Timeless Trial Strategies and Tactics: Lessons From the Classic Claus von Bülow CaseExpressO (2013)
AbstractIn this new Millennium -- an era of increasingly complex cases -- it is critical that lawyers keep a keen eye on trial strategy and tactics. Although scientific evidence today is more sophisticated than ever, the art of effectively engaging people and personalities remains prime. Scientific data must be contextualized and presented in absorbable ways, and attorneys need to ensure not only that they correctly understand jurors, judges, witnesses, and accused persons, but also that they find the means to make their arguments truly resonate if they are to formulate an effective case and ultimately realize justice. A decades-old case is highly relevant here. A man who was found guilty of two counts of assault with intent to murder, was retried three years later and acquitted on both counts. How could this occur? For Claus von Bülow, a European-American socialite whose wealth afforded him access to the most expensive legal representation at every stage, these two dramatically different rulings can be understood as the result of diametrically opposed approaches to litigation strategy and tactics.

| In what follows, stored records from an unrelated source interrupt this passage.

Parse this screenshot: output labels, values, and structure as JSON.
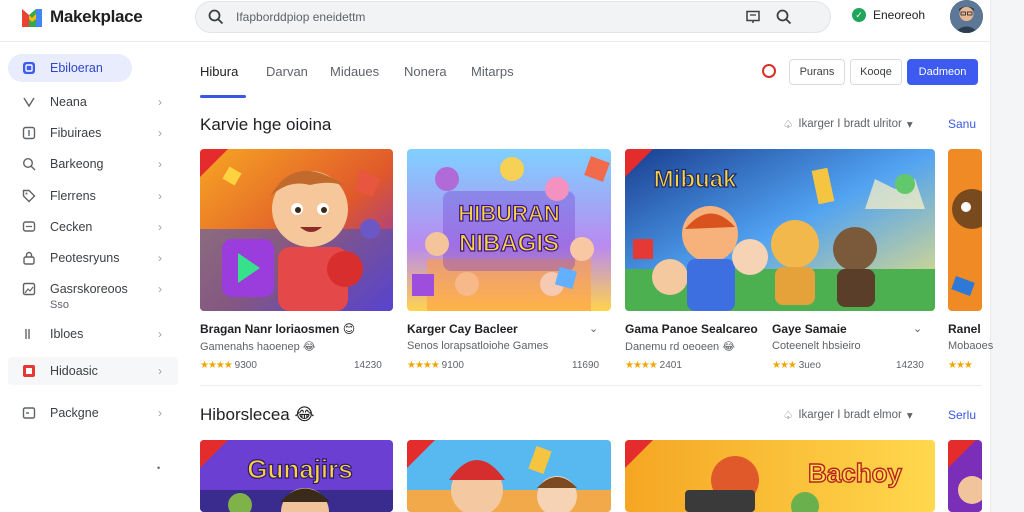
{
  "app": {
    "name": "Makekplace"
  },
  "search": {
    "placeholder": "Ifapborddpiop eneidettm"
  },
  "account": {
    "name": "Eneoreoh"
  },
  "sidebar": {
    "items": [
      {
        "label": "Ebiloeran",
        "icon": "store-icon"
      },
      {
        "label": "Neana",
        "icon": "gamepad-icon"
      },
      {
        "label": "Fibuiraes",
        "icon": "book-icon"
      },
      {
        "label": "Barkeong",
        "icon": "search-icon"
      },
      {
        "label": "Flerrens",
        "icon": "tag-icon"
      },
      {
        "label": "Cecken",
        "icon": "message-icon"
      },
      {
        "label": "Peotesryuns",
        "icon": "lock-icon"
      },
      {
        "label": "Gasrskoreoos",
        "sub": "Sso",
        "icon": "image-icon"
      },
      {
        "label": "Ibloes",
        "icon": "list-icon"
      },
      {
        "label": "Hidoasic",
        "icon": "game-icon"
      },
      {
        "label": "Packgne",
        "icon": "box-icon"
      }
    ]
  },
  "tabs": [
    "Hibura",
    "Darvan",
    "Midaues",
    "Nonera",
    "Mitarps"
  ],
  "toolbar": {
    "btn1": "Purans",
    "btn2": "Kooqe",
    "btn3": "Dadmeon"
  },
  "section1": {
    "title": "Karvie hge oioina",
    "meta": "Ikarger I bradt ulritor",
    "link": "Sanu",
    "cards": [
      {
        "title": "Bragan Nanr loriaosmen",
        "emoji": "😊",
        "sub": "Gamenahs haoenep",
        "emoji2": "😂",
        "rating": "9300",
        "count": "14230"
      },
      {
        "title": "Karger Cay Bacleer",
        "sub": "Senos lorapsatloiohe Games",
        "rating": "9100",
        "count": "11690"
      },
      {
        "title": "Gama Panoe Sealcareo",
        "sub": "Danemu rd oeoeen",
        "emoji2": "😂",
        "rating": "2401",
        "count": ""
      },
      {
        "title": "Gaye Samaie",
        "sub": "Coteenelt hbsieiro",
        "rating": "3ueo",
        "count": "14230"
      },
      {
        "title": "Ranel",
        "sub": "Mobaoes",
        "rating": "",
        "count": ""
      }
    ],
    "art_titles": [
      "HIBURAN",
      "NIBAGIS",
      "Mibuak"
    ]
  },
  "section2": {
    "title": "Hiborslecea",
    "meta": "Ikarger I bradt elmor",
    "link": "Serlu",
    "art_titles": [
      "Gunajirs",
      "Bachoy"
    ]
  }
}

Though it can be easy, at times, to lose oneself in the myriad factors that impact the outcome of a case, the trials of Claus von Bülow provide an unusually good vehicle for examining some of the first principles of litigation. This article, which takes a fresh look at these trials, therefore seeks to illuminate crucial lessons on trial strategy and tactics, which in this era of confounding complexity, are particularly relevant.
- criminal law,
- jury trials,
Publication DateFebruary 3, 2013
Citation InformationDaniel M Braun. "Timeless Trial Strategies and Tactics: Lessons From the Classic Claus von Bülow Case" ExpressO (2013)
Available at: http://works.bepress.com/daniel_braun/2/